Review: A 40-year passion project, ‘Kurt Vonnegut: Unstuck in Time’ is worth your attention

A black-and-white photo of a man in a sweater and blazer and glasses on a couch, write, and a blurry man, left
Robert Weide, left, and Kurt Vonnegut in Weide’s “Kurt Vonnegut: Unstuck in Time.”
(C. Minnick/B Plus Productions/IFC Films)

The Times is committed to reviewing theatrical film releases during the COVID-19 pandemic.

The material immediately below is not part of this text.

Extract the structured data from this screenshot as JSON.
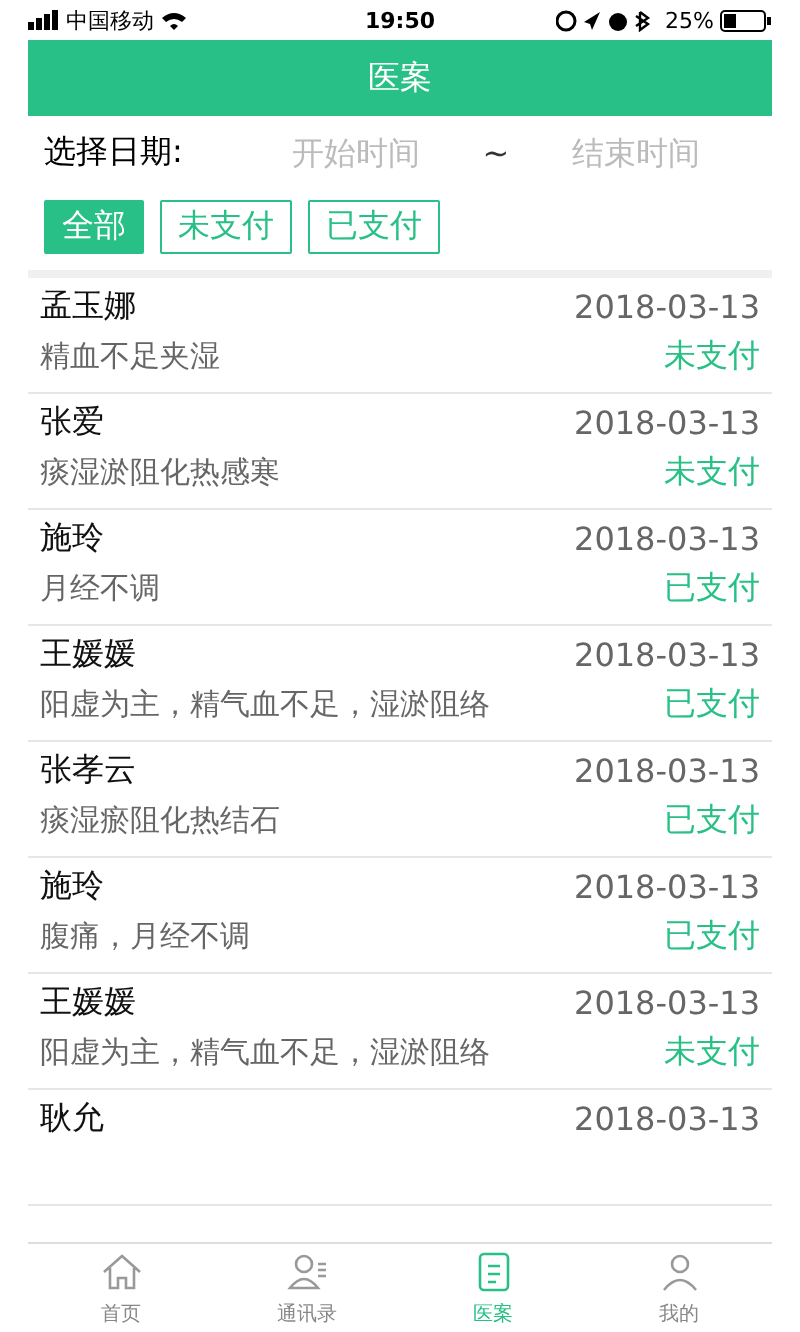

Because moviegoing carries risks during this time, we remind readers to follow health and safety guidelines as outlined by the Centers for Disease Control and Prevention and local health officials.

Some 40 years in the making, the remarkable “Kurt Vonnegut: Unstuck in Time” is a gorgeously rendered, unexpectedly moving appraisal of the life and craft of one of the best-loved literary voices of the late 20th century.

Borrowing its title and structural cue from Vonnegut’s 1969 breakthrough novel, “Slaughterhouse-Five,” in which the past, present and future are uniquely intertwined for protagonist Billy Pilgrim, the production takes a nonlinear approach to its subject matter.

While touching upon professional and personal triumphs and tragedies, the film also tracks the burgeoning, touching friendship between Vonnegut and co-director Robert B. Weide, who first pitched the project to Vonnegut back in 1982 when he had a single production credit to his name — a PBS documentary about the Marx Brothers.


The two would conduct increasingly informal chats over the subsequent decades, but following Vonnegut’s death in 2007, it would take another 14 years to bring the expansive project to fruition, partly due to Weide’s day jobs (notably serving as principal director and executive producer of “Curb Your Enthusiasm”).

But there was also a degree of reluctance involved for Weide, who periodically addresses the camera, conceding that maybe by finishing the film, “it acknowledged that he’s gone.”

With co-director Don Argott (“The Art of the Steal”) instrumental in shaping interviews with Vonnegut contemporaries and family members, and terrific archival footage into a cohesive, seamless whole, Weide’s pet project serves as an affecting tribute to the man who learned, like Billy Pilgrim, that the meaning of life amounted to being “trapped in the amber of the moment.”

For the two-plus hours that we are allowed to share in its protective glow, “Kurt Vonnegut: Unstuck in Time” is time most rewardingly spent.

'Kurt Vonnegut: Unstuck in Time'

Not rated

Running time: 2 hours, 6 minutes

Playing: Starts Nov. 19, Laemmle Royal, West Los Angeles; Laemmle Playhouse 7, Pasadena; also on VOD